Nathan Zeidwerg

Nathan Zeidwerg had a different goal for his trip: see as much of the world while he still could. “I’ll have reached 12 different countries by December and somewhere over 20 by April,” Zeidwerg said.

Zeidwerg had his heart set on seeing all corners of the world and that is what he did. “This semester I’ve been traveling primarily in Europe, with a brief excursion to Mexico in December,” Zeidwerg said.

The Paly graduate had never done an adventurous trip like this before, but that didn’t stop him. “Going and traveling around the world is a romantic idea with a lot of flexibility so there wasn’t much to find unappealing,” Zeidwerg said. “I went alone at first and it wasn’t particularly daunting.”

Without a real plan in place, Zeidwerg set out with almost no structure for his trip, all he knew was that he wanted to travel the world alone. Without relying on other people he was able to experience the world in a much different way than many who take gap years.

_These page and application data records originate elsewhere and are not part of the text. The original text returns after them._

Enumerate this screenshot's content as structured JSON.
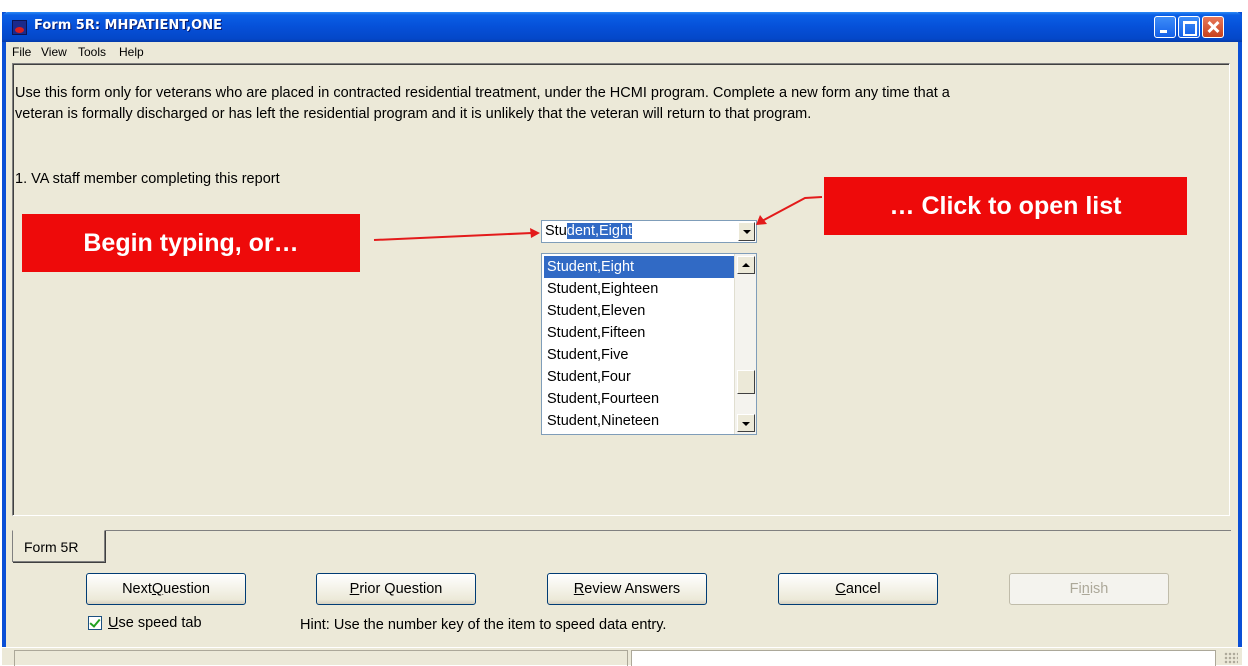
{
  "window": {
    "title": "Form 5R: MHPATIENT,ONE"
  },
  "menu": {
    "items": [
      "File",
      "View",
      "Tools",
      "Help"
    ]
  },
  "form": {
    "intro_line1": "Use this form only for veterans who are placed in contracted residential treatment, under the HCMI program. Complete a new form any time that a",
    "intro_line2": "veteran is formally discharged or has left the residential program and it is unlikely that the veteran will return to that program.",
    "question": "1. VA staff member completing this report",
    "combo_typed": "Stu",
    "combo_autocomplete": "dent,Eight",
    "list": {
      "items": [
        "Student,Eight",
        "Student,Eighteen",
        "Student,Eleven",
        "Student,Fifteen",
        "Student,Five",
        "Student,Four",
        "Student,Fourteen",
        "Student,Nineteen"
      ],
      "selected_index": 0
    }
  },
  "callouts": {
    "left": "Begin typing, or…",
    "right": "… Click to open list"
  },
  "tabs": {
    "active": "Form 5R"
  },
  "buttons": {
    "next": {
      "pre": "Next ",
      "ul": "Q",
      "post": "uestion"
    },
    "prior": {
      "pre": "",
      "ul": "P",
      "post": "rior Question"
    },
    "review": {
      "pre": "",
      "ul": "R",
      "post": "eview Answers"
    },
    "cancel": {
      "pre": "",
      "ul": "C",
      "post": "ancel"
    },
    "finish": {
      "pre": "Fi",
      "ul": "n",
      "post": "ish"
    }
  },
  "speed_tab": {
    "label_ul": "U",
    "label_rest": "se speed tab",
    "checked": true
  },
  "hint": "Hint: Use the number key of the item to speed data entry.",
  "colors": {
    "titlebar": "#0650d8",
    "callout": "#ee0a0a",
    "selection": "#316ac5"
  }
}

“I’ve been traveling alone, primarily, but I’ve been meeting up with friends in different countries and sometimes people accompany me on certain trips.” Zeidwig said.

After all of this Zeidwig had one piece of advice, “If you plan it like a short trip or vacation, you’ll exhaust yourself and ruin your opportunities for spontaneous trips or detours, which almost always end up better than what you’d planned.”

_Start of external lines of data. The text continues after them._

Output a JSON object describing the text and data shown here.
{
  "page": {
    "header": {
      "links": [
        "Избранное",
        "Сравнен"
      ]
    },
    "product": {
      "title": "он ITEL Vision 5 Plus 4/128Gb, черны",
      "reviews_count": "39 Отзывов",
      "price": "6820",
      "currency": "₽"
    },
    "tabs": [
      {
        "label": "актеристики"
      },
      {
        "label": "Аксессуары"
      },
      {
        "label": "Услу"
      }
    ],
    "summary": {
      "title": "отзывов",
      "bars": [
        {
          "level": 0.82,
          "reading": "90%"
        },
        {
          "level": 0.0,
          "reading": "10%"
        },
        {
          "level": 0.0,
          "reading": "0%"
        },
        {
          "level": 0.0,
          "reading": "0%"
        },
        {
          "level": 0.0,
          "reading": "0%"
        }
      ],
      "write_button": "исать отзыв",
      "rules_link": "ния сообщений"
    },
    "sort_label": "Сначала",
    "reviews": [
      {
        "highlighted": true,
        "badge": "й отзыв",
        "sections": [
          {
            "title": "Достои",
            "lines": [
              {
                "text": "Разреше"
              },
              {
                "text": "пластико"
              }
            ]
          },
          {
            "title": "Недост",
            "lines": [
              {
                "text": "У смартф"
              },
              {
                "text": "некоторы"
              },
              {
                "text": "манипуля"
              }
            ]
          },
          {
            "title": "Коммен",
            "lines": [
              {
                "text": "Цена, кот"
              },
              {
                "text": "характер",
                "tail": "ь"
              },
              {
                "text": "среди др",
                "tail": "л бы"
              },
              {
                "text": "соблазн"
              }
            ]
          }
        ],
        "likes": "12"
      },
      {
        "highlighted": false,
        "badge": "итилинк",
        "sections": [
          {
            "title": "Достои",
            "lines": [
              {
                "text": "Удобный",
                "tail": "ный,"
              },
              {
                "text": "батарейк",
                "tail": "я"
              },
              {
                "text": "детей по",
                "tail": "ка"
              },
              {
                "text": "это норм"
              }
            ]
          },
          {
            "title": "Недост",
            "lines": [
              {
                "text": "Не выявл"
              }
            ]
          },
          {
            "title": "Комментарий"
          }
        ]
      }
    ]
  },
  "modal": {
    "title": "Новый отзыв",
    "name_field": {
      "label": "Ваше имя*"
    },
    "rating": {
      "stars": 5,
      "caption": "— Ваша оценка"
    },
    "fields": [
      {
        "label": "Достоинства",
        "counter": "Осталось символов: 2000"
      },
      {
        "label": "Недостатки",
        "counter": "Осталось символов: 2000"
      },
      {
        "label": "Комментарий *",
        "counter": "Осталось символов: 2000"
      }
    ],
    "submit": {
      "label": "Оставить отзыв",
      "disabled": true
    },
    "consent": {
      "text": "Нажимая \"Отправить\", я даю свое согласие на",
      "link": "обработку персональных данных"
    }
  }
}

AUGUST Ramberg-Gomez

Just four days after receiving his Paly diploma at the class of 2016 graduation, August Ramberg-Gomez flew to Maine and embarked on a journey on the Appalachian Trail with a friend. The expedition would last four months and twenty days, covering 2,200 miles from the state of Maine to Georgia.

“I’d been backpacking before, but nothing even close to four or five months,” Ramberg-Gomez said.

This journey was just the beginning for Ramberg-Gomez as he fell in love with hiking and the challenge of completing one of the nation’s long distance hiking trails within one season.

Using the skills he learned from the Appalachian trail, Ramberg-Gomez returned home to Palo Alto and worked tirelessly to save four thousand dollars, to embark on a second long distance trail over his gap year, the Pacific Crest Trail (PCT).

Stretching 2,650 miles, the PCT spans the entirety of the west coast, from Washington to Mexico. He started by hitchhiking 120 miles through northern Washington to the trailhead, which was quite the feat for a 18 year old.

“I had already experienced what it’s like to thru-hike with another person and surprisingly, starting the PCT alone was quite nice,” Ramberg-Gomez said. “It’s exciting to spend time moving through the backcountry alone.”

Ramberg-Gomez began his expedition on July 11 of this year starting at the Canadian Border. He is now 78 miles from the Mexican border and excited to finish with four months remaining of straight backpacking.

“My best piece of advice would be to take pictures of and with the people you meet,” Ramberg-Gomez said. “I have found that these are always the ones I want to look back on since my travels are often heavily influenced by the connections, acquaintances and friends I make along the way.”

In the rush to success, many get wrapped up in the need to reach the finish line but forget to find what they really want out of life. It is important to have a chance to see a new perspective and get the experience necessary to come back to college and life with a new sense of understanding.